> _Task item_
Would you reproduce all of the entries below, character for character?

[Data — start]

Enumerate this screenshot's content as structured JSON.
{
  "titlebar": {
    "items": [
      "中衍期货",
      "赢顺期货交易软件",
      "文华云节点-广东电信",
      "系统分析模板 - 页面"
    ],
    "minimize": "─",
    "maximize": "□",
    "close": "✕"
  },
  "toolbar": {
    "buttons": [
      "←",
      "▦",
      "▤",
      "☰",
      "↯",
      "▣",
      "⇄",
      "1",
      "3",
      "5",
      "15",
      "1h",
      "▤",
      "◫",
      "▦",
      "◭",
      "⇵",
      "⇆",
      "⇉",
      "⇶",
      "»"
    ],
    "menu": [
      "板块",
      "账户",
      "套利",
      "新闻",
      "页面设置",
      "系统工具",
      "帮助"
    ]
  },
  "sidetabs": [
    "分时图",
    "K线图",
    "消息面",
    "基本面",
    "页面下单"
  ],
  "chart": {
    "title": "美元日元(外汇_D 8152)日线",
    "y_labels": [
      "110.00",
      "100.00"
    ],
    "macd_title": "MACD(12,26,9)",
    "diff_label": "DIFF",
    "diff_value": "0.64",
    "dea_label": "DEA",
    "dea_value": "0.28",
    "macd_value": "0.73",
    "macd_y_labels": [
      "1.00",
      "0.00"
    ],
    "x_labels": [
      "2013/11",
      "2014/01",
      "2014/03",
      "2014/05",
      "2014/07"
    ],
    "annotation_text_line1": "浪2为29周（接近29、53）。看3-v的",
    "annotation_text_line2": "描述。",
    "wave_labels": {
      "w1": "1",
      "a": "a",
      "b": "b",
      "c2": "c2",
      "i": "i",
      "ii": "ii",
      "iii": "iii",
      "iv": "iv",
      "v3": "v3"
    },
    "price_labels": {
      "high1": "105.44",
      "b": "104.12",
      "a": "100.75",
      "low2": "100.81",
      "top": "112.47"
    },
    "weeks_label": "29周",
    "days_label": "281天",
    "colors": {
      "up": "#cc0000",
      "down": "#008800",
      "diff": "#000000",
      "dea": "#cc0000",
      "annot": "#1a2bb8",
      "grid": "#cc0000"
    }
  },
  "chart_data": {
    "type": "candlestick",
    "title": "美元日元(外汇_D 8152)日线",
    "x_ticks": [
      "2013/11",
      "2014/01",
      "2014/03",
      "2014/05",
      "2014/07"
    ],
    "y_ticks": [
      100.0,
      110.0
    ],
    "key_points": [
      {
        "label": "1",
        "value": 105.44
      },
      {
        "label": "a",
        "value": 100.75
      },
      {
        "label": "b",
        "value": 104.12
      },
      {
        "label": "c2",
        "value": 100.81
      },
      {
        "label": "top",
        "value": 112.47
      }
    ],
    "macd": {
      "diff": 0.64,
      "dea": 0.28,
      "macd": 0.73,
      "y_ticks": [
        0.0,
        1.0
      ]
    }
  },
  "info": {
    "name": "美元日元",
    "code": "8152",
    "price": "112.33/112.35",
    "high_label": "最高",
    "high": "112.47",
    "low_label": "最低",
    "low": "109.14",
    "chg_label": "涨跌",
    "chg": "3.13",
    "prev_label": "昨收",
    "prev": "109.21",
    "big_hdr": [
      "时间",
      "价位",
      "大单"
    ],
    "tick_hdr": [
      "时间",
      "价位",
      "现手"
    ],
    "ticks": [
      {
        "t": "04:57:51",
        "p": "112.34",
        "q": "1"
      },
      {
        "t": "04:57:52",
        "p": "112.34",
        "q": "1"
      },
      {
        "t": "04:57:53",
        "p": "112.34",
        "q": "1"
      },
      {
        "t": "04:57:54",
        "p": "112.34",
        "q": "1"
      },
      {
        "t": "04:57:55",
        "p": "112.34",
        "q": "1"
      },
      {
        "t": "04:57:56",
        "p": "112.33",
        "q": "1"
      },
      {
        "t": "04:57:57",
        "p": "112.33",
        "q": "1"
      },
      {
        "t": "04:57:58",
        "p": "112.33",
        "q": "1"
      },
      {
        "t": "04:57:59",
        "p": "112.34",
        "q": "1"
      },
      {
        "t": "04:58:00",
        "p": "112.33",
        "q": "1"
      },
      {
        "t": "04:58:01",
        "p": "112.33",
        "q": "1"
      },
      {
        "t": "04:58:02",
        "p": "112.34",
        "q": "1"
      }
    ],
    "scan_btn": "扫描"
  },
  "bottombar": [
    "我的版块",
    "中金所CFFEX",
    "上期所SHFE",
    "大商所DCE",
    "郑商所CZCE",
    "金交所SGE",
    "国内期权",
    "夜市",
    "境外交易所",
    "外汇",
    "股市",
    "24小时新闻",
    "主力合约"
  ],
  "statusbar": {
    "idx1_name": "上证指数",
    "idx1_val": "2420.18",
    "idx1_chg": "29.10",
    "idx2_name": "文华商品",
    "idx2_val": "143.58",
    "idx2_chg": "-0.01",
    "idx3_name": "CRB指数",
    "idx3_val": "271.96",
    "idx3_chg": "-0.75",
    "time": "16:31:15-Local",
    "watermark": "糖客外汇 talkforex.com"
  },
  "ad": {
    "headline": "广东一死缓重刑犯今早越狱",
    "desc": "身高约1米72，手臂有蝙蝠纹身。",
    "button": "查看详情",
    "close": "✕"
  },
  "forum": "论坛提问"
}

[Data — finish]

> _Answer space_
Enumerate this screenshot's content as structured JSON.
{
  "titlebar": {
    "items": [
      "中衍期货",
      "赢顺期货交易软件",
      "文华云节点-广东电信",
      "系统分析模板 - 页面"
    ],
    "minimize": "─",
    "maximize": "□",
    "close": "✕"
  },
  "toolbar": {
    "buttons": [
      "←",
      "▦",
      "▤",
      "☰",
      "↯",
      "▣",
      "⇄",
      "1",
      "3",
      "5",
      "15",
      "1h",
      "▤",
      "◫",
      "▦",
      "◭",
      "⇵",
      "⇆",
      "⇉",
      "⇶",
      "»"
    ],
    "menu": [
      "板块",
      "账户",
      "套利",
      "新闻",
      "页面设置",
      "系统工具",
      "帮助"
    ]
  },
  "sidetabs": [
    "分时图",
    "K线图",
    "消息面",
    "基本面",
    "页面下单"
  ],
  "chart": {
    "title": "美元日元(外汇_D 8152)日线",
    "y_labels": [
      "110.00",
      "100.00"
    ],
    "macd_title": "MACD(12,26,9)",
    "diff_label": "DIFF",
    "diff_value": "0.64",
    "dea_label": "DEA",
    "dea_value": "0.28",
    "macd_value": "0.73",
    "macd_y_labels": [
      "1.00",
      "0.00"
    ],
    "x_labels": [
      "2013/11",
      "2014/01",
      "2014/03",
      "2014/05",
      "2014/07"
    ],
    "annotation_text_line1": "浪2为29周（接近29、53）。看3-v的",
    "annotation_text_line2": "描述。",
    "wave_labels": {
      "w1": "1",
      "a": "a",
      "b": "b",
      "c2": "c2",
      "i": "i",
      "ii": "ii",
      "iii": "iii",
      "iv": "iv",
      "v3": "v3"
    },
    "price_labels": {
      "high1": "105.44",
      "b": "104.12",
      "a": "100.75",
      "low2": "100.81",
      "top": "112.47"
    },
    "weeks_label": "29周",
    "days_label": "281天",
    "colors": {
      "up": "#cc0000",
      "down": "#008800",
      "diff": "#000000",
      "dea": "#cc0000",
      "annot": "#1a2bb8",
      "grid": "#cc0000"
    }
  },
  "chart_data": {
    "type": "candlestick",
    "title": "美元日元(外汇_D 8152)日线",
    "x_ticks": [
      "2013/11",
      "2014/01",
      "2014/03",
      "2014/05",
      "2014/07"
    ],
    "y_ticks": [
      100.0,
      110.0
    ],
    "key_points": [
      {
        "label": "1",
        "value": 105.44
      },
      {
        "label": "a",
        "value": 100.75
      },
      {
        "label": "b",
        "value": 104.12
      },
      {
        "label": "c2",
        "value": 100.81
      },
      {
        "label": "top",
        "value": 112.47
      }
    ],
    "macd": {
      "diff": 0.64,
      "dea": 0.28,
      "macd": 0.73,
      "y_ticks": [
        0.0,
        1.0
      ]
    }
  },
  "info": {
    "name": "美元日元",
    "code": "8152",
    "price": "112.33/112.35",
    "high_label": "最高",
    "high": "112.47",
    "low_label": "最低",
    "low": "109.14",
    "chg_label": "涨跌",
    "chg": "3.13",
    "prev_label": "昨收",
    "prev": "109.21",
    "big_hdr": [
      "时间",
      "价位",
      "大单"
    ],
    "tick_hdr": [
      "时间",
      "价位",
      "现手"
    ],
    "ticks": [
      {
        "t": "04:57:51",
        "p": "112.34",
        "q": "1"
      },
      {
        "t": "04:57:52",
        "p": "112.34",
        "q": "1"
      },
      {
        "t": "04:57:53",
        "p": "112.34",
        "q": "1"
      },
      {
        "t": "04:57:54",
        "p": "112.34",
        "q": "1"
      },
      {
        "t": "04:57:55",
        "p": "112.34",
        "q": "1"
      },
      {
        "t": "04:57:56",
        "p": "112.33",
        "q": "1"
      },
      {
        "t": "04:57:57",
        "p": "112.33",
        "q": "1"
      },
      {
        "t": "04:57:58",
        "p": "112.33",
        "q": "1"
      },
      {
        "t": "04:57:59",
        "p": "112.34",
        "q": "1"
      },
      {
        "t": "04:58:00",
        "p": "112.33",
        "q": "1"
      },
      {
        "t": "04:58:01",
        "p": "112.33",
        "q": "1"
      },
      {
        "t": "04:58:02",
        "p": "112.34",
        "q": "1"
      }
    ],
    "scan_btn": "扫描"
  },
  "bottombar": [
    "我的版块",
    "中金所CFFEX",
    "上期所SHFE",
    "大商所DCE",
    "郑商所CZCE",
    "金交所SGE",
    "国内期权",
    "夜市",
    "境外交易所",
    "外汇",
    "股市",
    "24小时新闻",
    "主力合约"
  ],
  "statusbar": {
    "idx1_name": "上证指数",
    "idx1_val": "2420.18",
    "idx1_chg": "29.10",
    "idx2_name": "文华商品",
    "idx2_val": "143.58",
    "idx2_chg": "-0.01",
    "idx3_name": "CRB指数",
    "idx3_val": "271.96",
    "idx3_chg": "-0.75",
    "time": "16:31:15-Local",
    "watermark": "糖客外汇 talkforex.com"
  },
  "ad": {
    "headline": "广东一死缓重刑犯今早越狱",
    "desc": "身高约1米72，手臂有蝙蝠纹身。",
    "button": "查看详情",
    "close": "✕"
  },
  "forum": "论坛提问"
}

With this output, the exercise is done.